START MATERIAL PROVIDED
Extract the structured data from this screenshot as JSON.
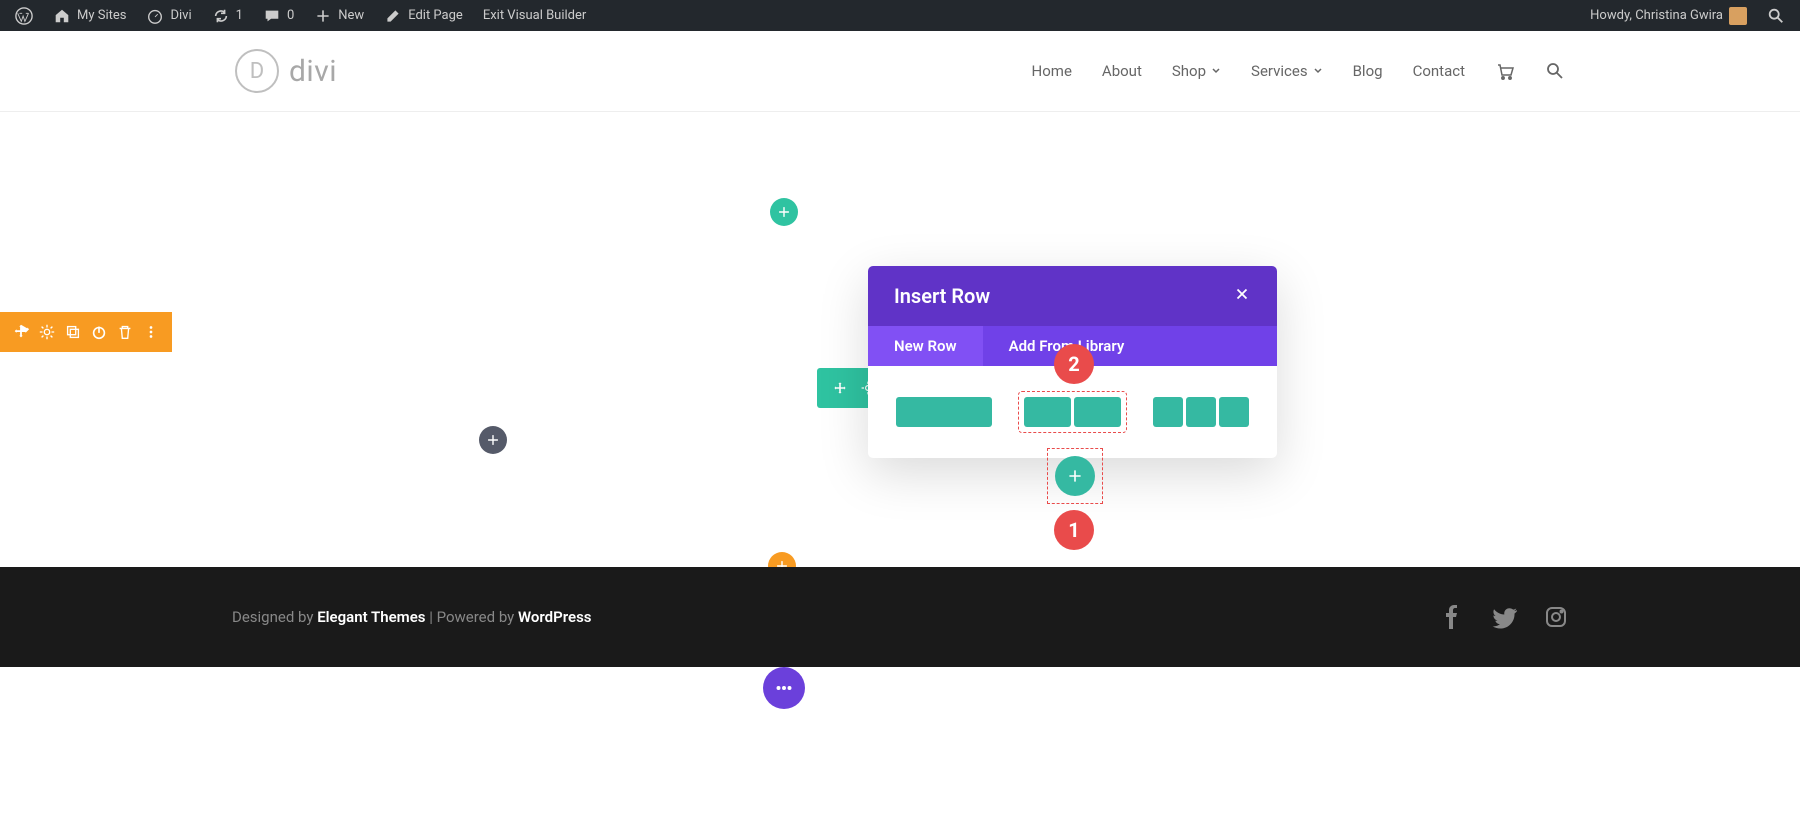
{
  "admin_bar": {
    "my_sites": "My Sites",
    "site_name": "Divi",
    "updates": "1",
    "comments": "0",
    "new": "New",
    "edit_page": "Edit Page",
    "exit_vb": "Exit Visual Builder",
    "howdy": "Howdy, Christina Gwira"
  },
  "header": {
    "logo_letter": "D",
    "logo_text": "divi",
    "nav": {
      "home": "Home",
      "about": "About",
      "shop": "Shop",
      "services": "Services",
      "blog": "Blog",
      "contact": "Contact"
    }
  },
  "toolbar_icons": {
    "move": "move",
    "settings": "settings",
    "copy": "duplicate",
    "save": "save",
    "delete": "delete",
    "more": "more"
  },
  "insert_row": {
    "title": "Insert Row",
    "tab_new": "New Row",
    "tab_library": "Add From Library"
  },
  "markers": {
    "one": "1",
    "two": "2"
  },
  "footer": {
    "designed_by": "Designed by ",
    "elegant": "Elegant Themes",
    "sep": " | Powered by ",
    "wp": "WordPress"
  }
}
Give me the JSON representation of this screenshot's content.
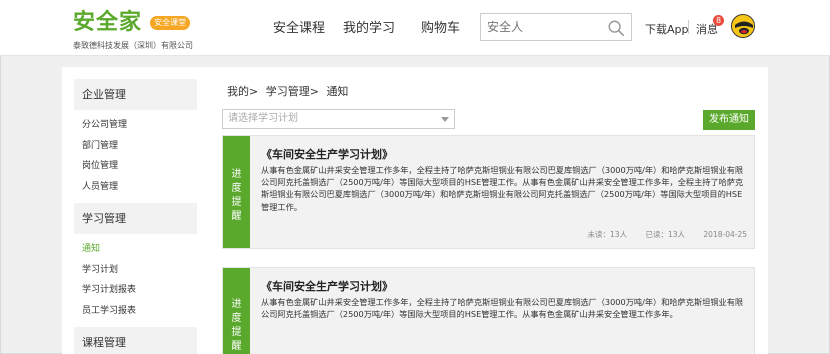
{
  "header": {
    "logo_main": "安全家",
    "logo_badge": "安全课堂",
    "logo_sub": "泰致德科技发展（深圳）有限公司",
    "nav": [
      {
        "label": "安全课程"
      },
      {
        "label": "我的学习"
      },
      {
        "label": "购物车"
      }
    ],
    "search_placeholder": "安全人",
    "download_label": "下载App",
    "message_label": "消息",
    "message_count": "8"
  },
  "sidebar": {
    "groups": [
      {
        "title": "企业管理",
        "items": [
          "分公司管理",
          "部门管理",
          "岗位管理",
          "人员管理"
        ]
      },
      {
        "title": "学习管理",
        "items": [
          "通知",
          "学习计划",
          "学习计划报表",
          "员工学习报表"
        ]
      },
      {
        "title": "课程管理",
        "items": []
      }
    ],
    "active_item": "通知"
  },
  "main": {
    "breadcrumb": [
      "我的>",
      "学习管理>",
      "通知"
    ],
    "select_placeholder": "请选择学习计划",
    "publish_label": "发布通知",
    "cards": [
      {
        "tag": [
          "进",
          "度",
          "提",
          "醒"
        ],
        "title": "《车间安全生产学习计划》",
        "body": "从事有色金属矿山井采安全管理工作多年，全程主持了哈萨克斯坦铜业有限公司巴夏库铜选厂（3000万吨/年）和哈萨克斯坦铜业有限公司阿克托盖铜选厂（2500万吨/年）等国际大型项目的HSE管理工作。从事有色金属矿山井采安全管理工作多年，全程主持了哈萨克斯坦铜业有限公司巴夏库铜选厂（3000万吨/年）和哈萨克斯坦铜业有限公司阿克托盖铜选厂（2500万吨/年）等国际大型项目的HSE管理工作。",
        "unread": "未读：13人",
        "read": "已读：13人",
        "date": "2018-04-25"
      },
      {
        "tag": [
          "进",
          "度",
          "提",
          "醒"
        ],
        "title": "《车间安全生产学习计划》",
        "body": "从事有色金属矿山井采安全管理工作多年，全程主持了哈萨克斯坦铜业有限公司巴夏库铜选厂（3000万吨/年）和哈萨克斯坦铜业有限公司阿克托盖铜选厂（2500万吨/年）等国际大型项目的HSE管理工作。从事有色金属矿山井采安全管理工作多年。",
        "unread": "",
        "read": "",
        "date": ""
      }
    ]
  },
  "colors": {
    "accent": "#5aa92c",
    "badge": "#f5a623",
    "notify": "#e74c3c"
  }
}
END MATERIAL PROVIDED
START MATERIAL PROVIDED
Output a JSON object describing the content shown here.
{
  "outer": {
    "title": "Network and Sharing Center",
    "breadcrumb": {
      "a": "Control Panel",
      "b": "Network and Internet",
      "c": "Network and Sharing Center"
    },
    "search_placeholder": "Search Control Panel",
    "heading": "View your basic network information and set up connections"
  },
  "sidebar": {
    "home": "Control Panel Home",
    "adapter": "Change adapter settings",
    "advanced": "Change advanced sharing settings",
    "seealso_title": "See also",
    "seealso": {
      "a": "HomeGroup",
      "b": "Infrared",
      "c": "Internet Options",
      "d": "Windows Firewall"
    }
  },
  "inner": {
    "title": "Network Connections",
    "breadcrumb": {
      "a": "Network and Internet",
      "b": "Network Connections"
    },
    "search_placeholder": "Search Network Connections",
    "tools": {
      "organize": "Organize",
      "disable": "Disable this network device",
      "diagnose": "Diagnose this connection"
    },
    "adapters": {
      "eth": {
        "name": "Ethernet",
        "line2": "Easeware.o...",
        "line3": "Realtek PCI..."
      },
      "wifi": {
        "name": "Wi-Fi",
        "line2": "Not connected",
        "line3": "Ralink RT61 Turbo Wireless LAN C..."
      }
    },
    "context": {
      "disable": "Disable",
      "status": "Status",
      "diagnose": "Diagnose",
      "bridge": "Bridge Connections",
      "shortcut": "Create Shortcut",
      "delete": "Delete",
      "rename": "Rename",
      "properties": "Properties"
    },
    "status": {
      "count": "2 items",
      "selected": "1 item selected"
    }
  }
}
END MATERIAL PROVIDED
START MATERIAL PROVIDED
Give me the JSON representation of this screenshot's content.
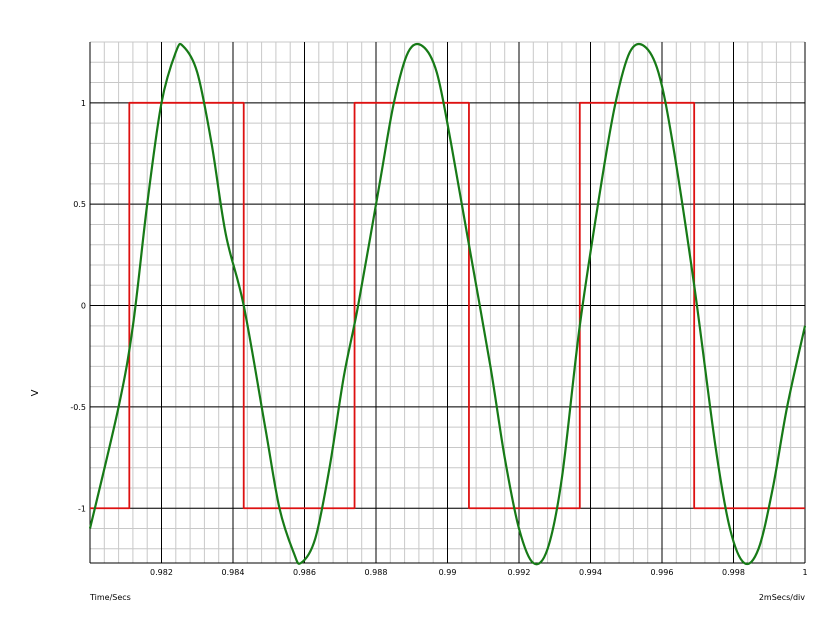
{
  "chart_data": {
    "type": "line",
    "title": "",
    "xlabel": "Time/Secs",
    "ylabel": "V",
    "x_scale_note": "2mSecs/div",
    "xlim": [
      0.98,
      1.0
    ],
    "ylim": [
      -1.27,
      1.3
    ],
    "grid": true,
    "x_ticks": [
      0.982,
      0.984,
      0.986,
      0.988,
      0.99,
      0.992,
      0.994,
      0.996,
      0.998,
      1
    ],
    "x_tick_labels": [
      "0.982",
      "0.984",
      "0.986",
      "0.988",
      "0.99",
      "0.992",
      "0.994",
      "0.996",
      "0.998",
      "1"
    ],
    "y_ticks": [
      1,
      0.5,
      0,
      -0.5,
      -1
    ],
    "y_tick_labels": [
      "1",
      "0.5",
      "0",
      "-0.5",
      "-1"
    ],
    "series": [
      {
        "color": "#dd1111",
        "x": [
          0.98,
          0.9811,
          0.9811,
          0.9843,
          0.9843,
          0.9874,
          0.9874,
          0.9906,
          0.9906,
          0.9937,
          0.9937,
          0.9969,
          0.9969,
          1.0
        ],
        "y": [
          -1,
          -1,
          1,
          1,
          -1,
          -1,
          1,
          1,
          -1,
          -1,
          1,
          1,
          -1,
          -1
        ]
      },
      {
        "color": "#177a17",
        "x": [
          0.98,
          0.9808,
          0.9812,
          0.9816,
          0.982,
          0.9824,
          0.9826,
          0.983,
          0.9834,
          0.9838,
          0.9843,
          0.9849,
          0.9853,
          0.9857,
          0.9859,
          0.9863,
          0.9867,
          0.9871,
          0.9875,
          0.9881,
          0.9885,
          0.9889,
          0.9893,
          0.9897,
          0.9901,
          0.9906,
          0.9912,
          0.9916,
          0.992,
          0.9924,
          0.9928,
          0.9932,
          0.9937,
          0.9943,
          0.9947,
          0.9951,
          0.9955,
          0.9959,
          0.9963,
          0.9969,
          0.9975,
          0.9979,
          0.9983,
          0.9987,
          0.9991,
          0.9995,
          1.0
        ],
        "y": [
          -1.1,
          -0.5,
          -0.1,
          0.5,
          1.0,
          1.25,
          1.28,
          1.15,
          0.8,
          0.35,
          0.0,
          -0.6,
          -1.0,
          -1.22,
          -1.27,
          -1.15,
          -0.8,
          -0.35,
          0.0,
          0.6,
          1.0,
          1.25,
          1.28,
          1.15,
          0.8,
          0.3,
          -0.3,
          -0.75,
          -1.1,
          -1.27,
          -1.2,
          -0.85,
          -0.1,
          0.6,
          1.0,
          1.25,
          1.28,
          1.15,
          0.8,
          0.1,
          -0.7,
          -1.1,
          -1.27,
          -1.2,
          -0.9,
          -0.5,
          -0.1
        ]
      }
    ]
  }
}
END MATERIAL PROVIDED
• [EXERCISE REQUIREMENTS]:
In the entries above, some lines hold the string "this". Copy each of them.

• [SOLUTION]:
Extract the structured data from this screenshot as JSON.
Give me the JSON representation of this screenshot's content.
      "disable": "Disable this network device",
      "diagnose": "Diagnose this connection"
Give me the JSON representation of this screenshot's content.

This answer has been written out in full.